▸ **DIRECTIONS FOR THIS TASK**: Please repeat the records exactly. The pictures are to be left out.

Saved data entries
::::
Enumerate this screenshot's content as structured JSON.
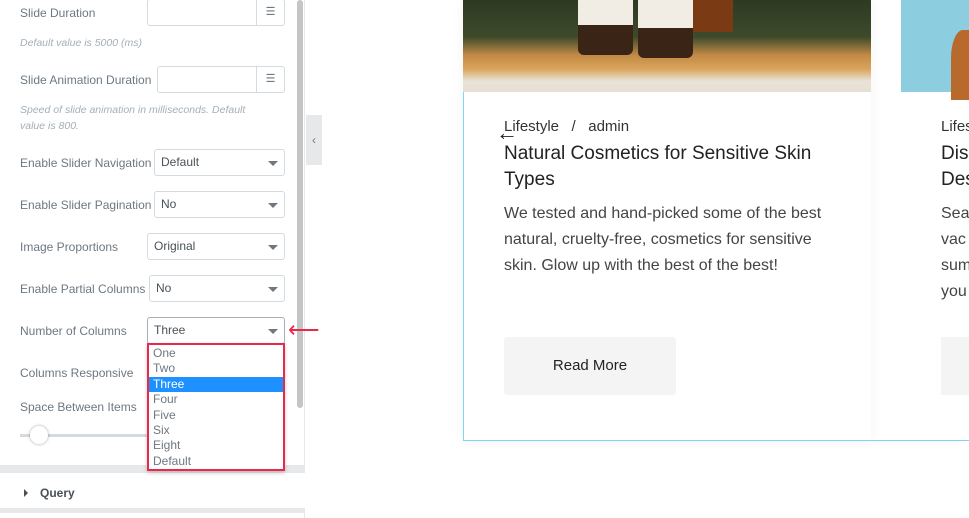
{
  "panel": {
    "slide_duration": {
      "label": "Slide Duration",
      "value": "",
      "help": "Default value is 5000 (ms)"
    },
    "slide_animation_duration": {
      "label": "Slide Animation Duration",
      "value": "",
      "help": "Speed of slide animation in milliseconds. Default value is 800."
    },
    "slider_navigation": {
      "label": "Enable Slider Navigation",
      "value": "Default"
    },
    "slider_pagination": {
      "label": "Enable Slider Pagination",
      "value": "No"
    },
    "image_proportions": {
      "label": "Image Proportions",
      "value": "Original"
    },
    "partial_columns": {
      "label": "Enable Partial Columns",
      "value": "No"
    },
    "number_of_columns": {
      "label": "Number of Columns",
      "value": "Three",
      "options": [
        "One",
        "Two",
        "Three",
        "Four",
        "Five",
        "Six",
        "Eight",
        "Default"
      ]
    },
    "columns_responsive": {
      "label": "Columns Responsive"
    },
    "space_between": {
      "label": "Space Between Items",
      "slider_fraction": 0.1
    },
    "query_section": "Query",
    "collapse_icon": "‹"
  },
  "cards": [
    {
      "category": "Lifestyle",
      "separator": "/",
      "author": "admin",
      "title": "Natural Cosmetics for Sensitive Skin Types",
      "excerpt": "We tested and hand-picked some of the best natural, cruelty-free, cosmetics for sensitive skin. Glow up with the best of the best!",
      "button": "Read More"
    },
    {
      "category": "Lifes",
      "title_lines": [
        "Dis",
        "Des"
      ],
      "excerpt_lines": [
        "Sea",
        "vac",
        "sum",
        "you"
      ]
    }
  ],
  "colors": {
    "highlight": "#1e90ff",
    "annotation": "#e8294c",
    "card_outline": "#7fd6f2"
  }
}
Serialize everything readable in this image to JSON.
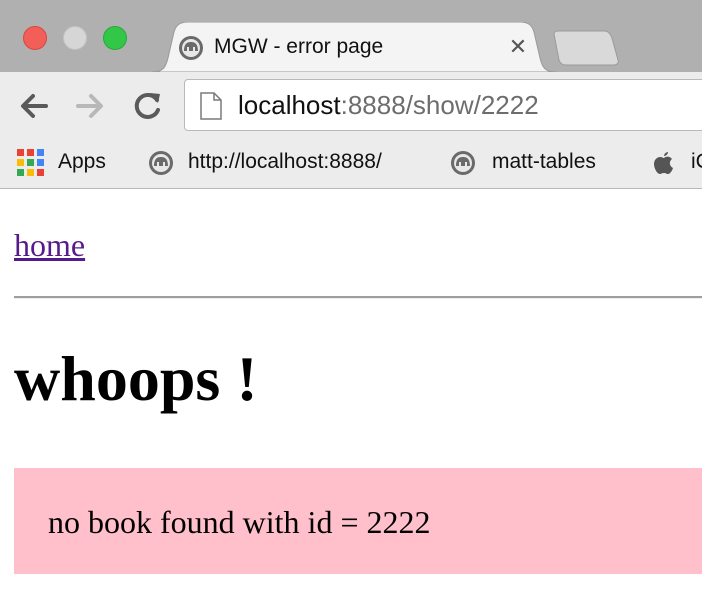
{
  "window": {
    "tab": {
      "title": "MGW - error page",
      "favicon": "elephant-icon",
      "close_glyph": "✕"
    }
  },
  "toolbar": {
    "url_host": "localhost",
    "url_path": ":8888/show/2222"
  },
  "bookmarks": {
    "items": [
      {
        "label": "Apps",
        "icon": "apps-grid-icon"
      },
      {
        "label": "http://localhost:8888/",
        "icon": "elephant-icon"
      },
      {
        "label": "matt-tables",
        "icon": "elephant-icon"
      },
      {
        "label": "iC",
        "icon": "apple-icon"
      }
    ]
  },
  "page": {
    "home_link": "home",
    "heading": "whoops !",
    "error_message": "no book found with id = 2222",
    "colors": {
      "error_background": "#ffc0cb",
      "visited_link": "#551a8b"
    }
  }
}
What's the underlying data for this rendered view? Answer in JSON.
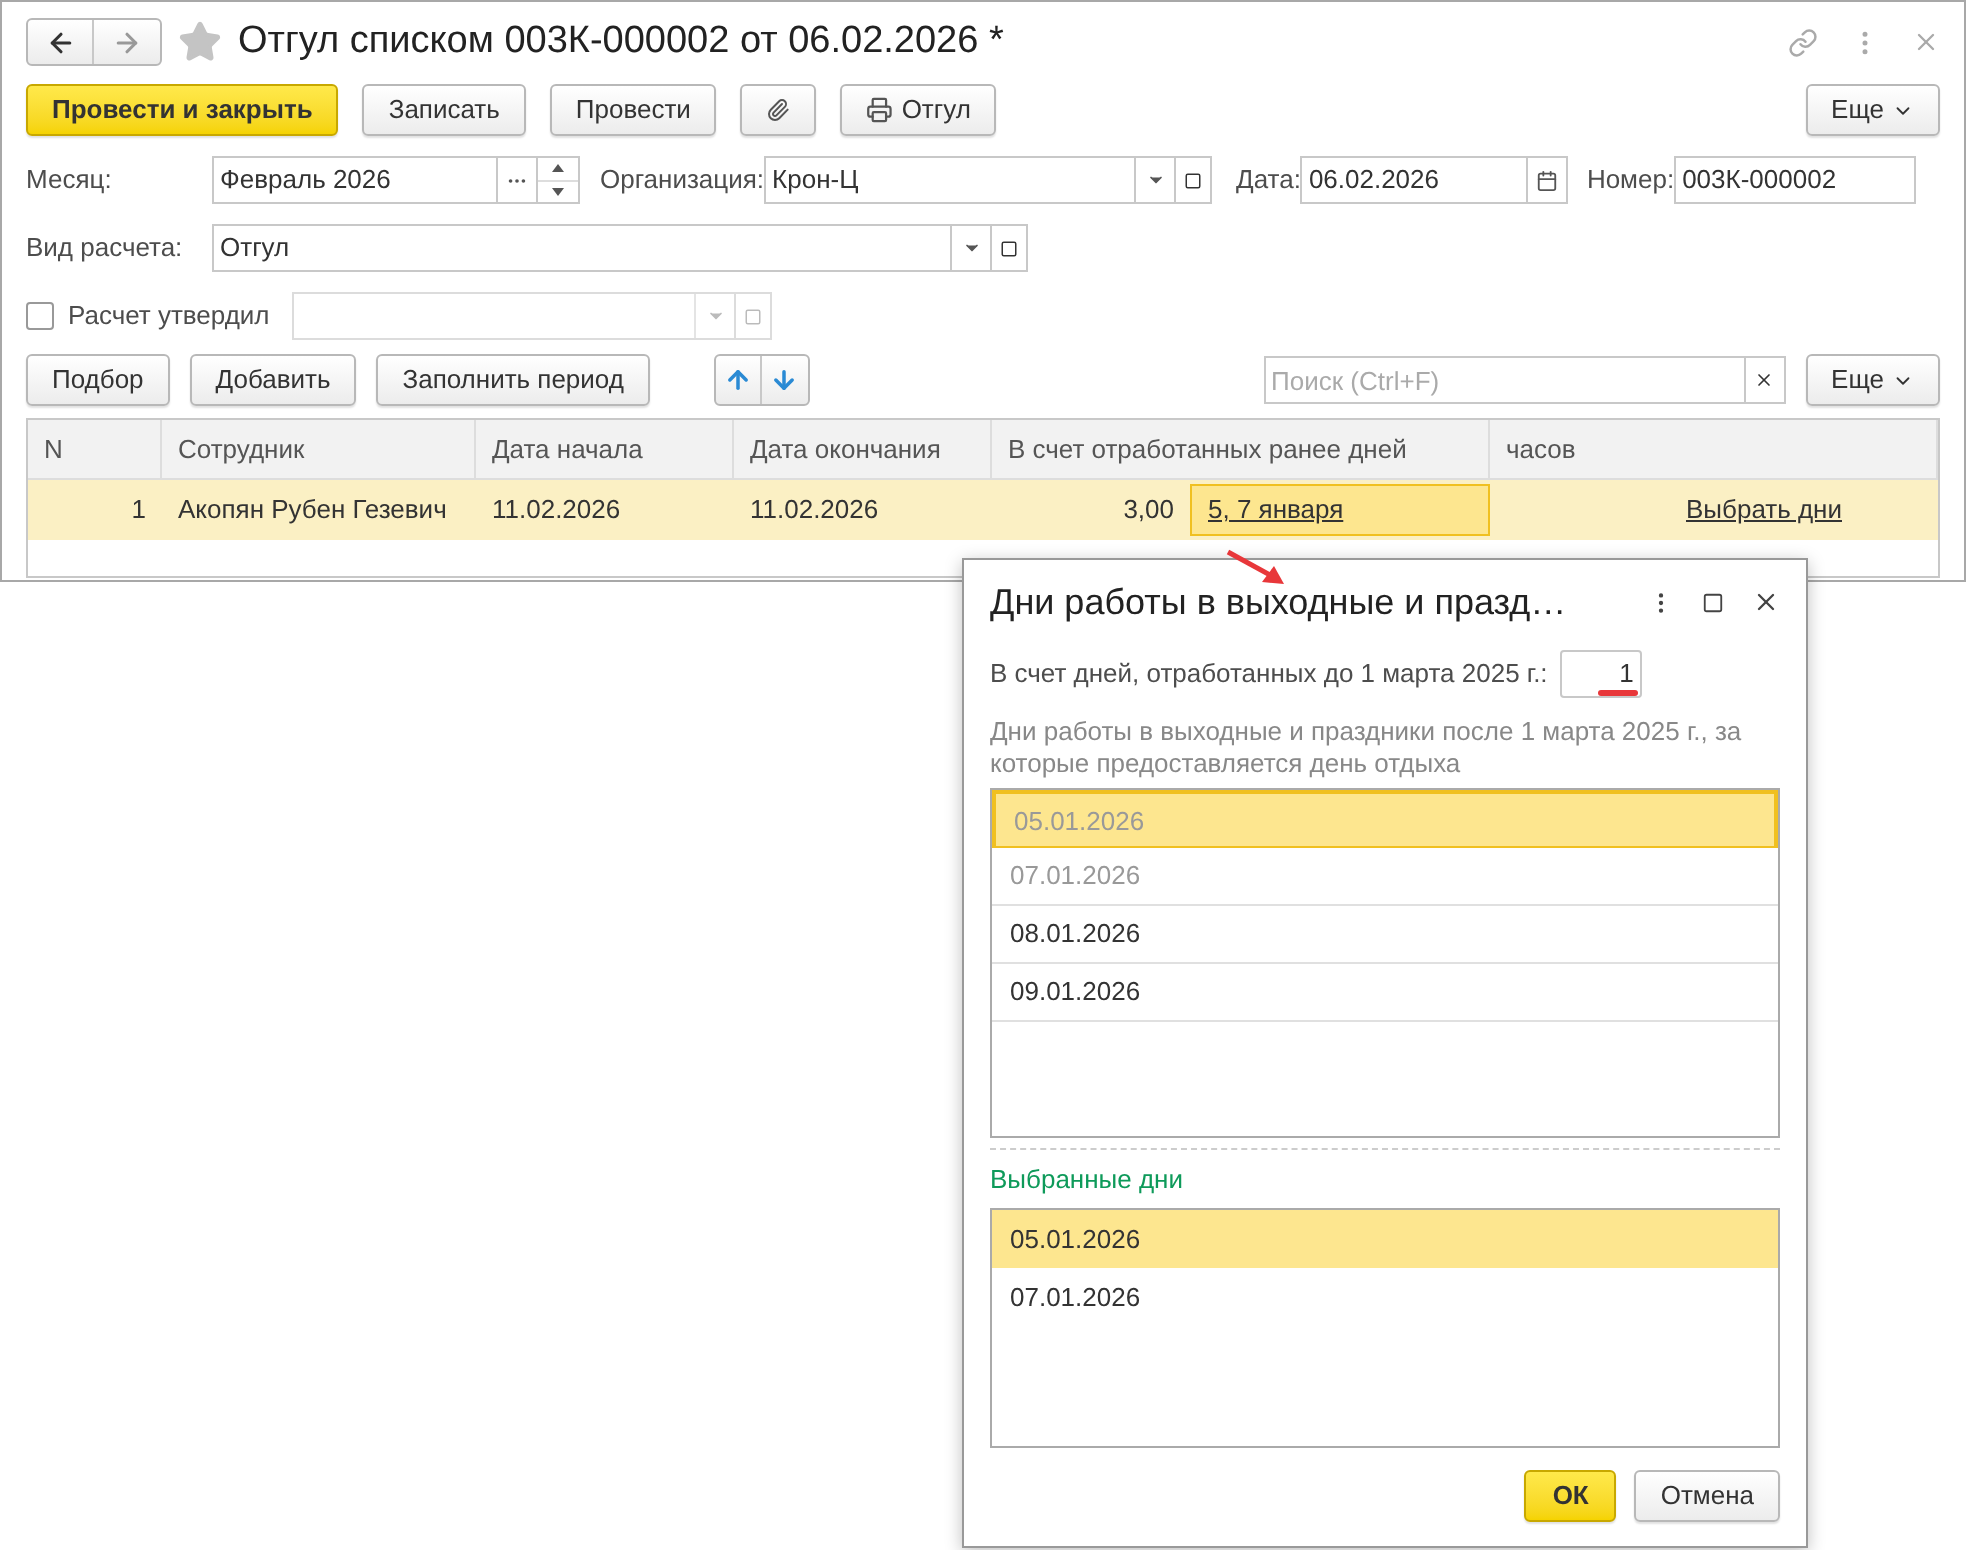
{
  "window": {
    "title": "Отгул списком 003К-000002 от 06.02.2026 *"
  },
  "toolbar": {
    "buttons": [
      {
        "label": "Провести и закрыть",
        "kind": "primary"
      },
      {
        "label": "Записать",
        "kind": "default"
      },
      {
        "label": "Провести",
        "kind": "default"
      },
      {
        "kind": "attach"
      },
      {
        "label": "Отгул",
        "kind": "print"
      }
    ],
    "more": "Еще"
  },
  "form": {
    "month": {
      "label": "Месяц:",
      "value": "Февраль 2026"
    },
    "organization": {
      "label": "Организация:",
      "value": "Крон-Ц"
    },
    "date": {
      "label": "Дата:",
      "value": "06.02.2026"
    },
    "number": {
      "label": "Номер:",
      "value": "003К-000002"
    },
    "calc_type": {
      "label": "Вид расчета:",
      "value": "Отгул"
    },
    "approved": {
      "label": "Расчет утвердил",
      "checked": false
    }
  },
  "table_toolbar": {
    "buttons": [
      "Подбор",
      "Добавить",
      "Заполнить период"
    ],
    "search_placeholder": "Поиск (Ctrl+F)",
    "more": "Еще"
  },
  "table": {
    "columns": [
      "N",
      "Сотрудник",
      "Дата начала",
      "Дата окончания",
      "В счет отработанных ранее дней",
      "часов"
    ],
    "rows": [
      {
        "n": "1",
        "employee": "Акопян Рубен Гезевич",
        "start": "11.02.2026",
        "end": "11.02.2026",
        "days": "3,00",
        "days_link": "5, 7 января",
        "action": "Выбрать дни",
        "selected": true
      }
    ]
  },
  "dialog": {
    "title": "Дни работы в выходные и празд…",
    "before_label": "В счет дней, отработанных до 1 марта 2025 г.:",
    "before_value": "1",
    "after_label": "Дни работы в выходные и праздники после 1 марта 2025 г., за которые предоставляется день отдыха",
    "days": [
      {
        "date": "05.01.2026",
        "selected": true,
        "disabled": true
      },
      {
        "date": "07.01.2026",
        "selected": false,
        "disabled": true
      },
      {
        "date": "08.01.2026",
        "selected": false,
        "disabled": false
      },
      {
        "date": "09.01.2026",
        "selected": false,
        "disabled": false
      }
    ],
    "chosen_label": "Выбранные дни",
    "chosen": [
      {
        "date": "05.01.2026",
        "selected": true
      },
      {
        "date": "07.01.2026",
        "selected": false
      }
    ],
    "buttons": [
      {
        "label": "ОК",
        "kind": "primary"
      },
      {
        "label": "Отмена",
        "kind": "default"
      }
    ]
  }
}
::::
▸ **WRITTEN SOLUTION**:
Enumerate this screenshot's content as structured JSON.
{
  "panel": {
    "slide_duration": {
      "label": "Slide Duration",
      "value": "",
      "help": "Default value is 5000 (ms)"
    },
    "slide_animation_duration": {
      "label": "Slide Animation Duration",
      "value": "",
      "help": "Speed of slide animation in milliseconds. Default value is 800."
    },
    "slider_navigation": {
      "label": "Enable Slider Navigation",
      "value": "Default"
    },
    "slider_pagination": {
      "label": "Enable Slider Pagination",
      "value": "No"
    },
    "image_proportions": {
      "label": "Image Proportions",
      "value": "Original"
    },
    "partial_columns": {
      "label": "Enable Partial Columns",
      "value": "No"
    },
    "number_of_columns": {
      "label": "Number of Columns",
      "value": "Three",
      "options": [
        "One",
        "Two",
        "Three",
        "Four",
        "Five",
        "Six",
        "Eight",
        "Default"
      ]
    },
    "columns_responsive": {
      "label": "Columns Responsive"
    },
    "space_between": {
      "label": "Space Between Items",
      "slider_fraction": 0.1
    },
    "query_section": "Query",
    "collapse_icon": "‹"
  },
  "cards": [
    {
      "category": "Lifestyle",
      "separator": "/",
      "author": "admin",
      "title": "Natural Cosmetics for Sensitive Skin Types",
      "excerpt": "We tested and hand-picked some of the best natural, cruelty-free, cosmetics for sensitive skin. Glow up with the best of the best!",
      "button": "Read More"
    },
    {
      "category": "Lifes",
      "title_lines": [
        "Dis",
        "Des"
      ],
      "excerpt_lines": [
        "Sea",
        "vac",
        "sum",
        "you"
      ]
    }
  ],
  "colors": {
    "highlight": "#1e90ff",
    "annotation": "#e8294c",
    "card_outline": "#7fd6f2"
  }
}
Serialize everything readable in this image to JSON.
{
  "window": {
    "tab": {
      "title": "MGW - error page",
      "favicon": "elephant-icon",
      "close_glyph": "✕"
    }
  },
  "toolbar": {
    "url_host": "localhost",
    "url_path": ":8888/show/2222"
  },
  "bookmarks": {
    "items": [
      {
        "label": "Apps",
        "icon": "apps-grid-icon"
      },
      {
        "label": "http://localhost:8888/",
        "icon": "elephant-icon"
      },
      {
        "label": "matt-tables",
        "icon": "elephant-icon"
      },
      {
        "label": "iC",
        "icon": "apple-icon"
      }
    ]
  },
  "page": {
    "home_link": "home",
    "heading": "whoops !",
    "error_message": "no book found with id = 2222",
    "colors": {
      "error_background": "#ffc0cb",
      "visited_link": "#551a8b"
    }
  }
}
What's the underlying data for this rendered view? Answer in JSON.
{
  "window": {
    "title": "Отгул списком 003К-000002 от 06.02.2026 *"
  },
  "toolbar": {
    "buttons": [
      {
        "label": "Провести и закрыть",
        "kind": "primary"
      },
      {
        "label": "Записать",
        "kind": "default"
      },
      {
        "label": "Провести",
        "kind": "default"
      },
      {
        "kind": "attach"
      },
      {
        "label": "Отгул",
        "kind": "print"
      }
    ],
    "more": "Еще"
  },
  "form": {
    "month": {
      "label": "Месяц:",
      "value": "Февраль 2026"
    },
    "organization": {
      "label": "Организация:",
      "value": "Крон-Ц"
    },
    "date": {
      "label": "Дата:",
      "value": "06.02.2026"
    },
    "number": {
      "label": "Номер:",
      "value": "003К-000002"
    },
    "calc_type": {
      "label": "Вид расчета:",
      "value": "Отгул"
    },
    "approved": {
      "label": "Расчет утвердил",
      "checked": false
    }
  },
  "table_toolbar": {
    "buttons": [
      "Подбор",
      "Добавить",
      "Заполнить период"
    ],
    "search_placeholder": "Поиск (Ctrl+F)",
    "more": "Еще"
  },
  "table": {
    "columns": [
      "N",
      "Сотрудник",
      "Дата начала",
      "Дата окончания",
      "В счет отработанных ранее дней",
      "часов"
    ],
    "rows": [
      {
        "n": "1",
        "employee": "Акопян Рубен Гезевич",
        "start": "11.02.2026",
        "end": "11.02.2026",
        "days": "3,00",
        "days_link": "5, 7 января",
        "action": "Выбрать дни",
        "selected": true
      }
    ]
  },
  "dialog": {
    "title": "Дни работы в выходные и празд…",
    "before_label": "В счет дней, отработанных до 1 марта 2025 г.:",
    "before_value": "1",
    "after_label": "Дни работы в выходные и праздники после 1 марта 2025 г., за которые предоставляется день отдыха",
    "days": [
      {
        "date": "05.01.2026",
        "selected": true,
        "disabled": true
      },
      {
        "date": "07.01.2026",
        "selected": false,
        "disabled": true
      },
      {
        "date": "08.01.2026",
        "selected": false,
        "disabled": false
      },
      {
        "date": "09.01.2026",
        "selected": false,
        "disabled": false
      }
    ],
    "chosen_label": "Выбранные дни",
    "chosen": [
      {
        "date": "05.01.2026",
        "selected": true
      },
      {
        "date": "07.01.2026",
        "selected": false
      }
    ],
    "buttons": [
      {
        "label": "ОК",
        "kind": "primary"
      },
      {
        "label": "Отмена",
        "kind": "default"
      }
    ]
  }
}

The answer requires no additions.